Muscle Memory and its Place in Music Instruction

What is muscle memory in guitar?

When you see a master guitarist perform, you may wonder what’s going through the player’s mind. Is he or she thinking about the next note to play, what the chord progression is, where to hit or bend the string to get the sound they are looking for?

Chances are none of them are thinking about that at all. They’ve already spent a lot of time and effort working on those aspects of their performance. By the time they have reached this level, they’re relying on what is called “muscle memory.” Athletes, performers and many others use this. You can, too!

What is “Muscle Memory?”

“Muscle memory” is the term used by psychologists to describe the process of learning through constant repetition. What are some examples of using this technique in practice?

Most of us know how to type to varying degrees. We started off on a typewriter or computer keyboard, slowly hunting and pecking for the right letters to form the words we were looking for. In time, with proper instruction and daily practice, most of us were able to type quickly without thinking about the location of each letter.

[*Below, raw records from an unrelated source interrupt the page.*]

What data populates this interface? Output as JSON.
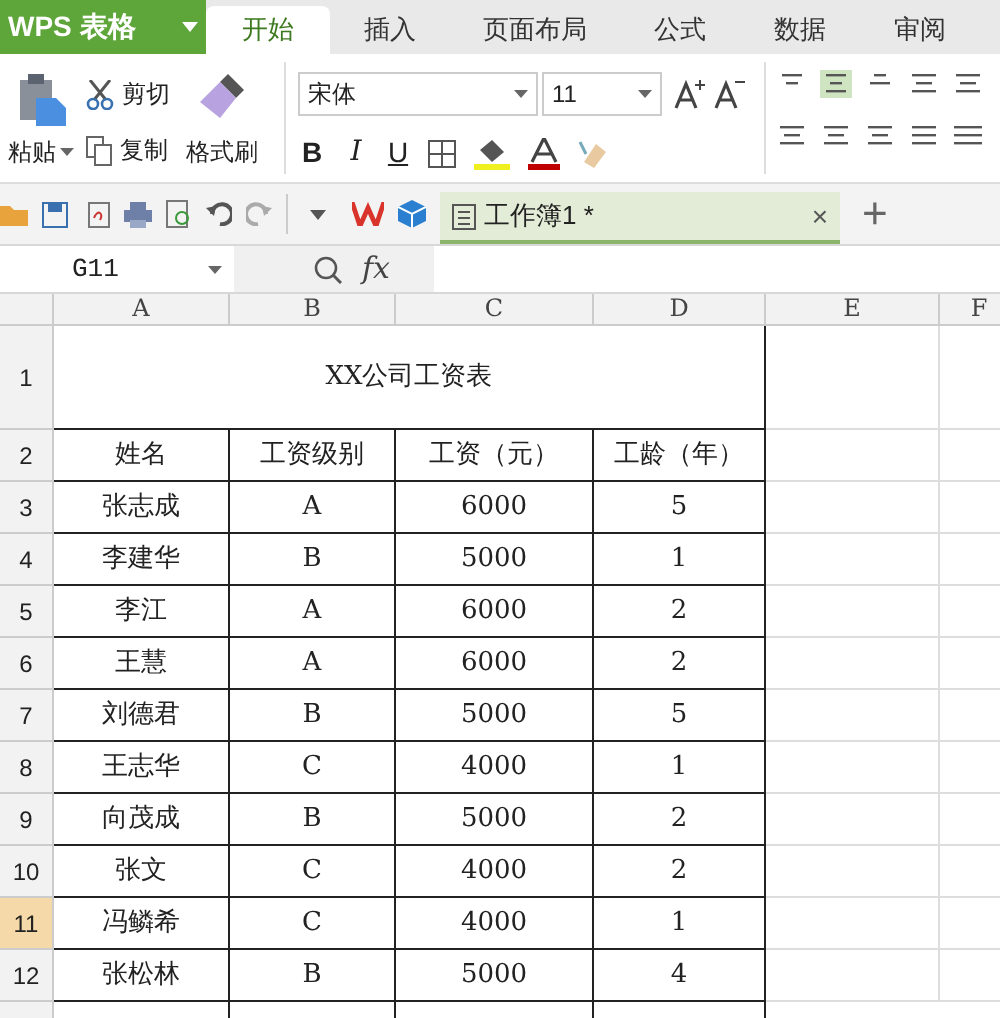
{
  "app": {
    "logo": "WPS 表格"
  },
  "tabs": [
    {
      "label": "开始",
      "selected": true
    },
    {
      "label": "插入",
      "selected": false
    },
    {
      "label": "页面布局",
      "selected": false
    },
    {
      "label": "公式",
      "selected": false
    },
    {
      "label": "数据",
      "selected": false
    },
    {
      "label": "审阅",
      "selected": false
    }
  ],
  "clipboard": {
    "paste": "粘贴",
    "cut": "剪切",
    "copy": "复制",
    "format_painter": "格式刷"
  },
  "font": {
    "name": "宋体",
    "size": "11",
    "bold": "B",
    "italic": "I",
    "underline": "U"
  },
  "document_tab": {
    "title": "工作簿1 *",
    "close": "×",
    "new": "+"
  },
  "formula_bar": {
    "cell": "G11",
    "fx": "fx"
  },
  "columns": [
    "A",
    "B",
    "C",
    "D",
    "E",
    "F"
  ],
  "title_row": {
    "number": "1",
    "text": "XX公司工资表"
  },
  "rows": [
    {
      "number": "2",
      "cells": [
        "姓名",
        "工资级别",
        "工资（元）",
        "工龄（年）"
      ],
      "selected": false
    },
    {
      "number": "3",
      "cells": [
        "张志成",
        "A",
        "6000",
        "5"
      ],
      "selected": false
    },
    {
      "number": "4",
      "cells": [
        "李建华",
        "B",
        "5000",
        "1"
      ],
      "selected": false
    },
    {
      "number": "5",
      "cells": [
        "李江",
        "A",
        "6000",
        "2"
      ],
      "selected": false
    },
    {
      "number": "6",
      "cells": [
        "王慧",
        "A",
        "6000",
        "2"
      ],
      "selected": false
    },
    {
      "number": "7",
      "cells": [
        "刘德君",
        "B",
        "5000",
        "5"
      ],
      "selected": false
    },
    {
      "number": "8",
      "cells": [
        "王志华",
        "C",
        "4000",
        "1"
      ],
      "selected": false
    },
    {
      "number": "9",
      "cells": [
        "向茂成",
        "B",
        "5000",
        "2"
      ],
      "selected": false
    },
    {
      "number": "10",
      "cells": [
        "张文",
        "C",
        "4000",
        "2"
      ],
      "selected": false
    },
    {
      "number": "11",
      "cells": [
        "冯鳞希",
        "C",
        "4000",
        "1"
      ],
      "selected": true
    },
    {
      "number": "12",
      "cells": [
        "张松林",
        "B",
        "5000",
        "4"
      ],
      "selected": false
    }
  ]
}
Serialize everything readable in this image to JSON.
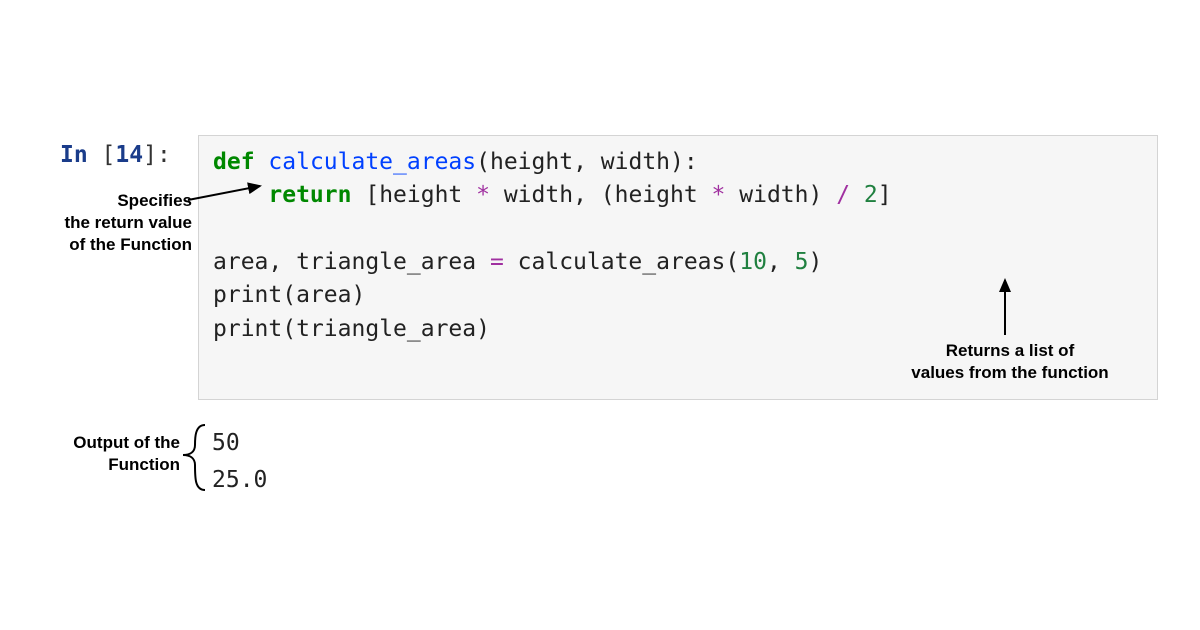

This is muscle memory.

A pro football player spends most of his practice time running, throwing and catching in basic patterns. Once muscle memory has kicked in, he is able to combine the elements to maximize his performance. Likewise, an actor learns his lines and his blocking (where he should be entering, moving, standing, etc.) through repetition until opening night arrives or filming begins and then he doesn’t have to think about those aspects. They’ve become second nature, and he can focus on becoming the character. Muscle memory has done its job again!

How Does This Apply to You?

You may wonder how this concept applies to learning guitar (or any other instrument).  Very simply, if you follow a logical pattern and repeat the right movements, you will become a better guitar player in a short time almost without thinking about it. Muscle memory is your friend.

Consider a beginner who struggles to put her fingers on the proper frets, hold the strings down properly, and pluck or strum. Nine times out of ten, the resulting sound is deadened rather than a ringing note or chord. This is completely normal for a beginner. So she’ll try it again. And again. And again.

After several tries, she finds that she can produce a perfectly acceptable C chord. So she keeps at it. She may falter from time to time, but after a while, she can bang out a great C chord with her eyes closed! Muscle memory wins again. Next comes a G chord, or an E, and so the learning continues.

Usually this is followed by learning to keep rhythm while changing chords, then by learning more advanced chords and playing techniques. No matter what the learning order is, the principle remains the same. With regular repetition, certain aspects of guitar playing become second nature, and you don’t have to think about it anymore.

When developing your muscle memory, remember to be patient! Everyone learns at his or her own pace. In time, aspects of playing you feared you would never master you will find have become easy.